__Listed records__:
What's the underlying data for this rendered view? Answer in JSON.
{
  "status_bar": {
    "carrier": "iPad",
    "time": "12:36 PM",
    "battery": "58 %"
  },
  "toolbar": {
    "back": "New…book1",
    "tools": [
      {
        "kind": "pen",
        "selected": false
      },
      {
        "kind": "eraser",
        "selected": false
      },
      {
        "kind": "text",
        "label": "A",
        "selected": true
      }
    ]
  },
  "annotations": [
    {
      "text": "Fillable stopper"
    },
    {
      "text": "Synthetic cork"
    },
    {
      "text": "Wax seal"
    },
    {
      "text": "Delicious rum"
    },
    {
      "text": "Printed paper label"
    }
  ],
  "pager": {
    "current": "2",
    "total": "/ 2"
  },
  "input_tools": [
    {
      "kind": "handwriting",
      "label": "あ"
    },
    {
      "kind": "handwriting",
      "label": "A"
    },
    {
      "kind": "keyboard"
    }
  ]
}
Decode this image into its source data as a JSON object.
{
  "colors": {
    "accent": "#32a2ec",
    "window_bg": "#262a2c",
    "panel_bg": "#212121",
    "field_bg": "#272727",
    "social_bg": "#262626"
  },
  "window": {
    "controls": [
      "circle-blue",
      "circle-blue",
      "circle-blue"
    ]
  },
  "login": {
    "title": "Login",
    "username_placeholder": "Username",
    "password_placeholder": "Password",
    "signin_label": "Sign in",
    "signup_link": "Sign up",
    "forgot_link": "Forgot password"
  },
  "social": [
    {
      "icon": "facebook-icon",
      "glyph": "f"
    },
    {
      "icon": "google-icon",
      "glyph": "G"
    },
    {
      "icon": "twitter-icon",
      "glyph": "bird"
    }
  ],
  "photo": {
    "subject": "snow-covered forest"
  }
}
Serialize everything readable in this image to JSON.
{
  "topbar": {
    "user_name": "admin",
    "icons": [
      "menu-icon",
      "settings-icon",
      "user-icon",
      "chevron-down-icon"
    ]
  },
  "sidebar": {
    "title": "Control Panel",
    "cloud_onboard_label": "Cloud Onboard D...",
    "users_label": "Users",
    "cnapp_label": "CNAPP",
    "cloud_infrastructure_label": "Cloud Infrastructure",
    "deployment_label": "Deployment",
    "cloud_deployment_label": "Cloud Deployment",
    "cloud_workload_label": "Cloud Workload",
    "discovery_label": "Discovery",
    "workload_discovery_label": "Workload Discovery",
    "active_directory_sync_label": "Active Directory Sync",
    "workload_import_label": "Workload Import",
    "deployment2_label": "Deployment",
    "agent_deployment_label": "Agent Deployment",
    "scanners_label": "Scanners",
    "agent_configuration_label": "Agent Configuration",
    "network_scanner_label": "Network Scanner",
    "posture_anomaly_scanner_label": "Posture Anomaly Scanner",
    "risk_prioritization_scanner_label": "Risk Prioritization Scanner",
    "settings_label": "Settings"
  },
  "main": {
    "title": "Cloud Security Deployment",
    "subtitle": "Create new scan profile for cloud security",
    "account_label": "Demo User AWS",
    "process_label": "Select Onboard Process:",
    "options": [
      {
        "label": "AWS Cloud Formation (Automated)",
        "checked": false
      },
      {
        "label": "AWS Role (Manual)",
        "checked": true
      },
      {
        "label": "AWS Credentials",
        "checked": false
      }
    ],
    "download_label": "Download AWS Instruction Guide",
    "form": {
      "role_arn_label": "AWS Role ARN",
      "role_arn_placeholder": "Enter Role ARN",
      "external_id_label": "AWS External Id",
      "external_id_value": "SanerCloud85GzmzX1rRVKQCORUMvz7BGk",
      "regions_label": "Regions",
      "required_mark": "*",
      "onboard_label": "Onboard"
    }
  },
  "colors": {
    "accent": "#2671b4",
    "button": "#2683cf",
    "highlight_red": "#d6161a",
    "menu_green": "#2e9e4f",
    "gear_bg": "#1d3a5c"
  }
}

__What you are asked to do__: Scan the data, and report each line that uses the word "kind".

__Result__:
        "kind": "pen",
        "kind": "eraser",
        "kind": "text",
      "kind": "handwriting",
      "kind": "handwriting",
      "kind": "keyboard"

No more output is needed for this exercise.